New research indicates greater fluctuations in sleep time, time spent in bed, and risetime are negatively associated with an individual’s overall sleep quality.1
A team, led by Misol Kwon, University at Buffalo School of Nursing, examined the objective intraindividual variability (IIV) in sleep and its relationship to sleep and mental health outcomes among adolescent patients with a history of alcohol use.

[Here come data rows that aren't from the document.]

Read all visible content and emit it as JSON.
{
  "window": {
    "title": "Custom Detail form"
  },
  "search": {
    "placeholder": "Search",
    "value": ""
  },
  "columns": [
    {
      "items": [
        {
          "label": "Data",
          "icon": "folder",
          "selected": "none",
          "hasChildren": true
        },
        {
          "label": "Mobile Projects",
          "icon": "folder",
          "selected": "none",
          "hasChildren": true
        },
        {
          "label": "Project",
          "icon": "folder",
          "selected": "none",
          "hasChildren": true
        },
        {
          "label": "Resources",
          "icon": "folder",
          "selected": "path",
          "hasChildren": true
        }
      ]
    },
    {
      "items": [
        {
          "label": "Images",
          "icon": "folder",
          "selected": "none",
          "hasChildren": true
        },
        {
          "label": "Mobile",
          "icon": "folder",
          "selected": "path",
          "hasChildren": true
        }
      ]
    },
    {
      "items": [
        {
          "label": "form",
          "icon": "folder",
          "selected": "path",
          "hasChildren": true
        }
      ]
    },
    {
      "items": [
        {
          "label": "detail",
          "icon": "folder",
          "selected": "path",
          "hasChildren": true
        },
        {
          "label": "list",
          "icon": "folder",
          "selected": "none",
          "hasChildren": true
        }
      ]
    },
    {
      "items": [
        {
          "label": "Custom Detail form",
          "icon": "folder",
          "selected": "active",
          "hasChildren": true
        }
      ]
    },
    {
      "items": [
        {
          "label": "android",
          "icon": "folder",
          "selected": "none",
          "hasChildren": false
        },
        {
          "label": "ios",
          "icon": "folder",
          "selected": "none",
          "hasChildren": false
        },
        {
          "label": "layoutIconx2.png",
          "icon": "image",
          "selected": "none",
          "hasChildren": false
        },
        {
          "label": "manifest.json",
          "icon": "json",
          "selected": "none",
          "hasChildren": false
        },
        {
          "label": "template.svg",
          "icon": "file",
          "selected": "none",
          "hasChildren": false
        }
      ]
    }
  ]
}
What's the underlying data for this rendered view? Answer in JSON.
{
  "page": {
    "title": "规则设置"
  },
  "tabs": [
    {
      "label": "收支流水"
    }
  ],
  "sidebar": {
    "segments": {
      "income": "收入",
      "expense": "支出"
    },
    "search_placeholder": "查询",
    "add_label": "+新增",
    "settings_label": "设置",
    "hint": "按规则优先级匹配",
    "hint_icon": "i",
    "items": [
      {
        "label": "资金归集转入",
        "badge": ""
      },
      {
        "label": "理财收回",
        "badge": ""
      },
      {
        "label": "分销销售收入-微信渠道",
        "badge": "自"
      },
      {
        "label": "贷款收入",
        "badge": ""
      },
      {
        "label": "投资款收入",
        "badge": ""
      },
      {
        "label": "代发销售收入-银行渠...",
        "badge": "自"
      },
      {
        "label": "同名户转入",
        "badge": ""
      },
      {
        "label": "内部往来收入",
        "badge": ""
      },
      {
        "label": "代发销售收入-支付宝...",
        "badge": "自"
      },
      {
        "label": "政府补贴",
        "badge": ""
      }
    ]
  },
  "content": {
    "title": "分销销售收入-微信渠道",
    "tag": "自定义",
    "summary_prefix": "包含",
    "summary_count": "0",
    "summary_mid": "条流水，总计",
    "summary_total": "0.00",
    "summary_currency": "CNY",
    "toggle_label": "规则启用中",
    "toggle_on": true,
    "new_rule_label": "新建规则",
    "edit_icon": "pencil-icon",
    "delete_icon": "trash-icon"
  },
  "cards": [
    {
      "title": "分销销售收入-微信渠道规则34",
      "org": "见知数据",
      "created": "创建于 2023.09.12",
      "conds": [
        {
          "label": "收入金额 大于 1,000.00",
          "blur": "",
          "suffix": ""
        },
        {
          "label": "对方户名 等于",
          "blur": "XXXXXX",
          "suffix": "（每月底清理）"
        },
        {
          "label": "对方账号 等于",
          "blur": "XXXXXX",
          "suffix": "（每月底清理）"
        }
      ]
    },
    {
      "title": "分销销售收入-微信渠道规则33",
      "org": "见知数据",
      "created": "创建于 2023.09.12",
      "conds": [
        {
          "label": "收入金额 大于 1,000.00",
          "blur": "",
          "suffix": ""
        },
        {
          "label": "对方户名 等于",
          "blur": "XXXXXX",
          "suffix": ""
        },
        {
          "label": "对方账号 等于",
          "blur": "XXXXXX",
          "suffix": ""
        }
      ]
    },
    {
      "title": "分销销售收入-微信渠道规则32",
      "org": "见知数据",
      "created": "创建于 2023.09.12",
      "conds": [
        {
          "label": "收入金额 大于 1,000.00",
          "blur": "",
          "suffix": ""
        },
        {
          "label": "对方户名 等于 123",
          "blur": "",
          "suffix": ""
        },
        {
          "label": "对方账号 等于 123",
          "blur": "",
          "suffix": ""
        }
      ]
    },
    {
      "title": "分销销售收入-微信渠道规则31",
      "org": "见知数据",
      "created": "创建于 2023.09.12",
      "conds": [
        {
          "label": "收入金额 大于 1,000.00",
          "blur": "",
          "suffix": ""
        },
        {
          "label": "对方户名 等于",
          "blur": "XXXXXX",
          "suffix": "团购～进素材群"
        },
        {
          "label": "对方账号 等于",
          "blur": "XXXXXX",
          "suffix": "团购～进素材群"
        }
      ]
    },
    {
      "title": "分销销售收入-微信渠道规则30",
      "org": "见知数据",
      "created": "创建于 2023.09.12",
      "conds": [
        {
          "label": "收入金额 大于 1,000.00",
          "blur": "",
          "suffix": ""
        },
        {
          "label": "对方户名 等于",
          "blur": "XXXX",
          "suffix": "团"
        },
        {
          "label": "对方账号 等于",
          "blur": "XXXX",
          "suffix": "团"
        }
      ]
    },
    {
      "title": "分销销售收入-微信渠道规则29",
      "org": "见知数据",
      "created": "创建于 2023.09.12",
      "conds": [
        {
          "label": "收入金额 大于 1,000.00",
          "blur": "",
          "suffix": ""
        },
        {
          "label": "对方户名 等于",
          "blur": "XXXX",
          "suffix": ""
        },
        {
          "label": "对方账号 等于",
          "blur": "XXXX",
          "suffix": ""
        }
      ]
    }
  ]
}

In recent years, several studies have focused on the ecological momentary assessment by uses of sleep diary and actigraphy. However, there is a need to focus on the relationship between fluctuations that exist in sleep measures on adolescent health outcomes, where above the impact of mean sleep measures, intraindividual variability (IIV) in sleep are helpful to determine the degree of which daily variations or fluctuations in sleep/wake patterns are occurring.
This could also prompt important cures for adolescent health outcomes.
In the study, presented during SLEEP 2023 in Indianapolis,the investigators analyzed 8 days of wrist actigraphy data involving 72 high school students who reported prior alcohol use. The patient population was 58.3% female with a mean age of 17 years.
The investigators calculated IIV in total sleep time (TST),time in bed (TIB), midpoint sleep, bedtime, and risetime, using Bayesian variability methods.
Each participant completed the Pittsburgh Sleep Quality Index (PSQI), Cleveland Adolescent Sleepiness Questionnaire (CASQ), Inventory of Depressive Symptomatology (IDS-SR-30), Chapman’s Inventories – Social Anhedonia (CHAPSAS), and Rutgers Alcohol Problem Index (RAPI).
The team adjusted for biological sex, age, and the sum of alcohol drinks in the previous 3 months using multiple linear regression models.
Each participant reported an average of 18.52 total drinks consumed over the previous 3 months.
The results show IIV in TST, TIB, and risetime were linked to lower sleep quality (B = 3.04; 95% confidence interval [CI], 0.02-7.39; P <0.05 for IIV in TST; B = 2.87; 95% CI, 0.39-5.88; P <0.05 for IIV in TIB; B = 2.74; 95% CI, 0.57-6.19; P <0.05 for IIV in risetime).
However, they did not observe a statistically significant association between IIV of sleep measures and excessive daytime sleepiness or mental health outcomes, including social anhedonia, depressive symptoms, and problematic alcohol use.
“Greater fluctuation in TST, TIB, and risetime were negatively associated with overall sleep quality,” the authors wrote. “Our findings add to a growing body of research on IIV in sleep/wake patterns and clinical implications. Future studies should explore the prospective relationship between variability in sleep and other various health outcomes.”
Misol Kwon and others, 0102 Are there associations between intraindividual variability in sleep and mental health among adolescents reporting alcohol use?, Sleep, Volume 46, Issue Supplement_1, May 2023, Page A46, https://doi.org/10.1093/sleep/zsad077.0102